(Records from a data collection)
=== Begin Enclosure ===
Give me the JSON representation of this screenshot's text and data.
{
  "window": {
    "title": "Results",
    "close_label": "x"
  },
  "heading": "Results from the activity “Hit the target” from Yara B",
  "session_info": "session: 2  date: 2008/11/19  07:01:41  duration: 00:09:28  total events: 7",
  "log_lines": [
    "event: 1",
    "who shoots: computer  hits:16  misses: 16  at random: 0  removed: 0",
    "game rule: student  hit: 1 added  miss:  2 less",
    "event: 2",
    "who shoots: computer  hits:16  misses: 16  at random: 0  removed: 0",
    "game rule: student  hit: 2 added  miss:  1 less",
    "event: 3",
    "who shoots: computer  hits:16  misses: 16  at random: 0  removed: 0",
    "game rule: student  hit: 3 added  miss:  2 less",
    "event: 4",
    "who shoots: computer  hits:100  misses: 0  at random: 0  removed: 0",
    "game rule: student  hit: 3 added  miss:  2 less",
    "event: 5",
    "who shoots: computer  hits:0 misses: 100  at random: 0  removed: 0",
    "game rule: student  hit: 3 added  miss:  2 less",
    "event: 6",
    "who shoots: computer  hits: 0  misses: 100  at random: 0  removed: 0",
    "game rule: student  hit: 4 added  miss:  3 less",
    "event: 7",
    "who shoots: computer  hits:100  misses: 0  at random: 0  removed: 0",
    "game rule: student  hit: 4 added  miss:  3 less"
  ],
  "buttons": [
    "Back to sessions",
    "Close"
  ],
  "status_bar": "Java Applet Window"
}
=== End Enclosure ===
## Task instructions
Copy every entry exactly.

## Result of the task
Give me the JSON representation of this screenshot's text and data.
{
  "window": {
    "title": "Results",
    "close_label": "x"
  },
  "heading": "Results from the activity “Hit the target” from Yara B",
  "session_info": "session: 2  date: 2008/11/19  07:01:41  duration: 00:09:28  total events: 7",
  "log_lines": [
    "event: 1",
    "who shoots: computer  hits:16  misses: 16  at random: 0  removed: 0",
    "game rule: student  hit: 1 added  miss:  2 less",
    "event: 2",
    "who shoots: computer  hits:16  misses: 16  at random: 0  removed: 0",
    "game rule: student  hit: 2 added  miss:  1 less",
    "event: 3",
    "who shoots: computer  hits:16  misses: 16  at random: 0  removed: 0",
    "game rule: student  hit: 3 added  miss:  2 less",
    "event: 4",
    "who shoots: computer  hits:100  misses: 0  at random: 0  removed: 0",
    "game rule: student  hit: 3 added  miss:  2 less",
    "event: 5",
    "who shoots: computer  hits:0 misses: 100  at random: 0  removed: 0",
    "game rule: student  hit: 3 added  miss:  2 less",
    "event: 6",
    "who shoots: computer  hits: 0  misses: 100  at random: 0  removed: 0",
    "game rule: student  hit: 4 added  miss:  3 less",
    "event: 7",
    "who shoots: computer  hits:100  misses: 0  at random: 0  removed: 0",
    "game rule: student  hit: 4 added  miss:  3 less"
  ],
  "buttons": [
    "Back to sessions",
    "Close"
  ],
  "status_bar": "Java Applet Window"
}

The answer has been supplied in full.